Public Accounts Committee brands the Charity Commission ‘not fit for purpose’

In its latest report, the Public Accounts Committee (PAC) has delivered another damning verdict on the performance of the Charity Commission, claiming it is ‘not fit for purpose’ which has resulted in a firm rejection of these findings from the Charity Commission.

In their report, the Committee accuse the Commission of ‘feeble’ performance, lacking any strategy and ultimately failing to regulate charities effectively.

The report goes even further than the National Audit Office (NAO) report from last December, which also criticised the Commission’s performance and concluded it was not regulating charities effectively.

At the time the PAC chair, Labour MP Margaret Hodge, suggested that the Commission might be abolished with its functions absorbed by HMRC, a threat which was not repeated in the latest report.

Mrs Hodge said: "We are dismayed by the fact that the Charity Commission is still performing poorly and failing to regulate the charity sector effectively. It is obvious that it has no coherent strategy and has been simply buffeted by external events.

"The Commission too willingly accepts what charities tell it when it is investigating alleged abuses. It too often fails to verify or challenge the claims made.

"Some of the most serious cases of abuse have not been properly investigated. It has been too slow in removing or suspending trustees and in pursuing investigations promptly – as demonstrated in its feeble investigation into the Cup Trust."

Responding, William Shawcross, Chairman of the Charity Commission, said: “I completely reject the suggestion that the Commission lacks a coherent strategy. We have already begun to implement the recommendations of the National Audit Office.

"I am confident that we are taking the Commission in the right direction. We recognise that we must strengthen our approach to identifying and tackling the most serious abuses of charity – and we have asked for new powers to enable us to do this. We also have to ensure that the few cases of serious mismanagement and abuse do not undermine public trust and confidence in charities more widely.
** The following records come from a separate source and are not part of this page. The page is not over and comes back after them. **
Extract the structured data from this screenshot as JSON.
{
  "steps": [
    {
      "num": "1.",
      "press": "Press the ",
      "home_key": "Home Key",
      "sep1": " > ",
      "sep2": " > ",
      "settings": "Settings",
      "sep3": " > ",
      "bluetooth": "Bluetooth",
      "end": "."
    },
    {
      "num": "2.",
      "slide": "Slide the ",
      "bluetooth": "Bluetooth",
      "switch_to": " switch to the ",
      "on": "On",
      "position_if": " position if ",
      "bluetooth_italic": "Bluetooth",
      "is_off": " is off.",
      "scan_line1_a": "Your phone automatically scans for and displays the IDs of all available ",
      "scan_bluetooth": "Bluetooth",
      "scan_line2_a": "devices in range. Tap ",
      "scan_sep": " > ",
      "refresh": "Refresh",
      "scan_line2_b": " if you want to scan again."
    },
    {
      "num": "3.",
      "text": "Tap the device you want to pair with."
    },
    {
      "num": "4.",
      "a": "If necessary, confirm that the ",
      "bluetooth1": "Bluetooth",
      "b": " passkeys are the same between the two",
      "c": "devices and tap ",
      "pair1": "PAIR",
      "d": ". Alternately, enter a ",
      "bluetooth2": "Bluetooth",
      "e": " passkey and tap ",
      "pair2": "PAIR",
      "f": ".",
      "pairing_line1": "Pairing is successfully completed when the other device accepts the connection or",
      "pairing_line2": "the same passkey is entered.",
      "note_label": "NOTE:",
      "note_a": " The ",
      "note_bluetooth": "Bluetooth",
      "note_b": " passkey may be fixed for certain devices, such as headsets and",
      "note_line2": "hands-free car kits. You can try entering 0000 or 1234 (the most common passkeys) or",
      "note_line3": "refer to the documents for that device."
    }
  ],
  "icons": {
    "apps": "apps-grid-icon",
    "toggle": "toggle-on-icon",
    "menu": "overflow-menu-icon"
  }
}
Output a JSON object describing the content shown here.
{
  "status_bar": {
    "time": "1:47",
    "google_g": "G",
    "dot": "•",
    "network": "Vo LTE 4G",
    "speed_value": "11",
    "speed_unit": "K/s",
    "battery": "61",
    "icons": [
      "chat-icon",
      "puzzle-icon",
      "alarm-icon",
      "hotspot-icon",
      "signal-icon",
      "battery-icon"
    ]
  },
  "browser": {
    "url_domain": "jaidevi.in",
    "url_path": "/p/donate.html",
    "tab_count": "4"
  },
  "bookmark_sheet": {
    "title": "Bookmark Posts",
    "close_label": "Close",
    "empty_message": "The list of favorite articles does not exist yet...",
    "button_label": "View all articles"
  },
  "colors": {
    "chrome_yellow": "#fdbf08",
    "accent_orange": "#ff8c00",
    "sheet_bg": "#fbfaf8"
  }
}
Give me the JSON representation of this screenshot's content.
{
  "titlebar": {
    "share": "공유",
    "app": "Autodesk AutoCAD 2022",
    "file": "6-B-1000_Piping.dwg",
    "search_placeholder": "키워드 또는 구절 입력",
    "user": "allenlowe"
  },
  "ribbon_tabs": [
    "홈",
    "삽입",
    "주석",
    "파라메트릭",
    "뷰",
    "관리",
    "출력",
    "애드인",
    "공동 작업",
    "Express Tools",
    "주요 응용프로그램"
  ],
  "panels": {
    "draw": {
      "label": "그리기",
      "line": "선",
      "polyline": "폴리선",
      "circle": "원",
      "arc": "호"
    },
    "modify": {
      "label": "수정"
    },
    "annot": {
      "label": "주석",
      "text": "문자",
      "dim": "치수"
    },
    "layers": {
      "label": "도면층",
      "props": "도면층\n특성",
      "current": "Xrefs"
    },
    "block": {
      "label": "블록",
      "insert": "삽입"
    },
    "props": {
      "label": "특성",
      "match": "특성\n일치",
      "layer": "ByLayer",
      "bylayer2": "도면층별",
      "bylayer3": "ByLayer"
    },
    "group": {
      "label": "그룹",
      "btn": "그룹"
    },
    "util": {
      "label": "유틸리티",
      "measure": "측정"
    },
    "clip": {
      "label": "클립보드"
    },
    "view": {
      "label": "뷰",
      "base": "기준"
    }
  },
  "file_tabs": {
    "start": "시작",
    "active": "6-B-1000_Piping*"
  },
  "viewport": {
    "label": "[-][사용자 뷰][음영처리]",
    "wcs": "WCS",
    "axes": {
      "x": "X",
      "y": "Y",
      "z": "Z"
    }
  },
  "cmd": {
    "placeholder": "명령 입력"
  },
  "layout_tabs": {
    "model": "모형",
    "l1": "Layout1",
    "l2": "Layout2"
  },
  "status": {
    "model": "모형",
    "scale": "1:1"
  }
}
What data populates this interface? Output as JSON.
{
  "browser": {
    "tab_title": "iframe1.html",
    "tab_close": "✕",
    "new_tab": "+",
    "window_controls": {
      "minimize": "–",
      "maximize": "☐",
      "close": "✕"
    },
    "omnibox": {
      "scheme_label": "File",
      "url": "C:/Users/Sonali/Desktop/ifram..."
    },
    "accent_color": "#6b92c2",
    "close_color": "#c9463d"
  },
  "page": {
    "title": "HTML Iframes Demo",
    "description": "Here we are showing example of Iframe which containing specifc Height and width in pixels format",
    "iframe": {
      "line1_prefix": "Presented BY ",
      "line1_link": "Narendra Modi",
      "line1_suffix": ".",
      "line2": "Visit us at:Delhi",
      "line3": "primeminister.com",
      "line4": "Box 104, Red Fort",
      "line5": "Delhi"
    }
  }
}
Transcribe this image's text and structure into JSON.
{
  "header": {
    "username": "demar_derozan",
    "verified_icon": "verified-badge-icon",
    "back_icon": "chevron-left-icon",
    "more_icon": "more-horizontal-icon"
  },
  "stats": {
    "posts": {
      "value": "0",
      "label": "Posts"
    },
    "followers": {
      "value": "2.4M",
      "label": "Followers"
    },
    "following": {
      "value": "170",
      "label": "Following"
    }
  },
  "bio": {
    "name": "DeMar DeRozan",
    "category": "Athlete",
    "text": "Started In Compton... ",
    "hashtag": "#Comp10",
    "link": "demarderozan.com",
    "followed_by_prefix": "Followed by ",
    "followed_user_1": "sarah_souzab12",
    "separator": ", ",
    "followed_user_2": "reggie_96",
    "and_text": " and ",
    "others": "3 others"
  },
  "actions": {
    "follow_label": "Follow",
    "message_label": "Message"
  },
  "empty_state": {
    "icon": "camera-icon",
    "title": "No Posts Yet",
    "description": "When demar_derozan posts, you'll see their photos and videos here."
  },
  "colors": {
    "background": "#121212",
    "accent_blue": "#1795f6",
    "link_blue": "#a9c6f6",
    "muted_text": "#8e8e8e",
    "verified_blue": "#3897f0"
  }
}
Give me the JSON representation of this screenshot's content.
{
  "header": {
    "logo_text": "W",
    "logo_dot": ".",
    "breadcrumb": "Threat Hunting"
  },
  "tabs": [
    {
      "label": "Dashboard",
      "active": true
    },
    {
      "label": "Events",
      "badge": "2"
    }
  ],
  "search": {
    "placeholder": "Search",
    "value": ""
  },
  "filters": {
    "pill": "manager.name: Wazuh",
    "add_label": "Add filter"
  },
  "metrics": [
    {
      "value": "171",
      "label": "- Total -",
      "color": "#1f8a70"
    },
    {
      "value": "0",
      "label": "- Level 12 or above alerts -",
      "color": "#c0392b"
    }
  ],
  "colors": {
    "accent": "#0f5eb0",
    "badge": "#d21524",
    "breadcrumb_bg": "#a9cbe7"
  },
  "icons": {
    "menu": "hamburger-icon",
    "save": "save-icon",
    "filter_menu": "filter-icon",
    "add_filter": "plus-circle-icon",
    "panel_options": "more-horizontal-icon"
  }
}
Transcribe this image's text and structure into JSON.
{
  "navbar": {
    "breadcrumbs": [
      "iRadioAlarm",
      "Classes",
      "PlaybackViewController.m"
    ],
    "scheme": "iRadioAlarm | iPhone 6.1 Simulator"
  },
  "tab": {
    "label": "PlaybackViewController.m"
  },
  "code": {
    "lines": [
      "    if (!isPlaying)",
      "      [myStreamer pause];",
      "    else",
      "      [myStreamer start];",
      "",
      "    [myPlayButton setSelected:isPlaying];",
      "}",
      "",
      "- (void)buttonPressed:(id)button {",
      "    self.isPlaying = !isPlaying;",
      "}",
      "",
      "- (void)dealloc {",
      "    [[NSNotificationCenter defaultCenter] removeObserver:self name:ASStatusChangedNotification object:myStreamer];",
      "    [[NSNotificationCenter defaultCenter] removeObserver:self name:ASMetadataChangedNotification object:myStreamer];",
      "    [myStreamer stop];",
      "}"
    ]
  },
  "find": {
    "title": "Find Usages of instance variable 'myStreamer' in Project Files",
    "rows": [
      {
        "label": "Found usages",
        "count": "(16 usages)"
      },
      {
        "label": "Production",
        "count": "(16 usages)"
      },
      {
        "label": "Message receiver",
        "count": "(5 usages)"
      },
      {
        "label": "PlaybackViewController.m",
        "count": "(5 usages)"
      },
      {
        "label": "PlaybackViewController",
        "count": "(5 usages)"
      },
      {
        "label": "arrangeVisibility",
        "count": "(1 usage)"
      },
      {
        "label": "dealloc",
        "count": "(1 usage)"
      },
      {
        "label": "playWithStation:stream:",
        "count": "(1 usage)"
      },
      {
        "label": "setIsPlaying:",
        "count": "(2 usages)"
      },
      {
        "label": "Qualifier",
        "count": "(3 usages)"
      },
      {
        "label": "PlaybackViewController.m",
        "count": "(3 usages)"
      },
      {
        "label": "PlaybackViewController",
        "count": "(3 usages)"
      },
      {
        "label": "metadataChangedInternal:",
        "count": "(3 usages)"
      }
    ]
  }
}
It is a shame the Committee hasn’t recognised this progress.”

Mr Shawcross added that the Charity Commission has accepted and is already implementing many of the recommendations set out in the Public Accounts Committee report published recently.

The Commission is opening more statutory inquiries into charities and using its legal enforcement powers more, as was recognised by the NAO. For example, it now routinely uses its powers immediately to gather information during statutory inquiries, rather than asking trustees to volunteer information in the first instance.

The Commission confirms that it has:

  • Opened 48 inquiries since 1 April 2013; during the previous financial year (April 2012- March 2013) it opened 15 inquiries
  • Used its legal enforcement powers 657 times in statutory inquiries and operational compliance cases since 1 April 2013. The figure for the previous financial year was 216.

The Commission has been clear that its enforcement powers are insufficient and has welcomed the Cabinet Office consultation to extend and strengthen its legal powers, for example by giving the Commission a discretionary power of disqualification to prevent trustees from resigning to avoid removal.

The regulator is hopeful that Parliament will grant these powers, which will strengthen and speed up its most serious investigations into charities.

Other changes made since the NAO reported in 2013 include a major increase in the Commission’s programme of scrutinising and reviewing charities accounts: in 2012-13, the Commission analysed 5% of the sets of charity accounts received.

For more information on the Charity Commission and its powers, please contact us.

Posted in Charity News.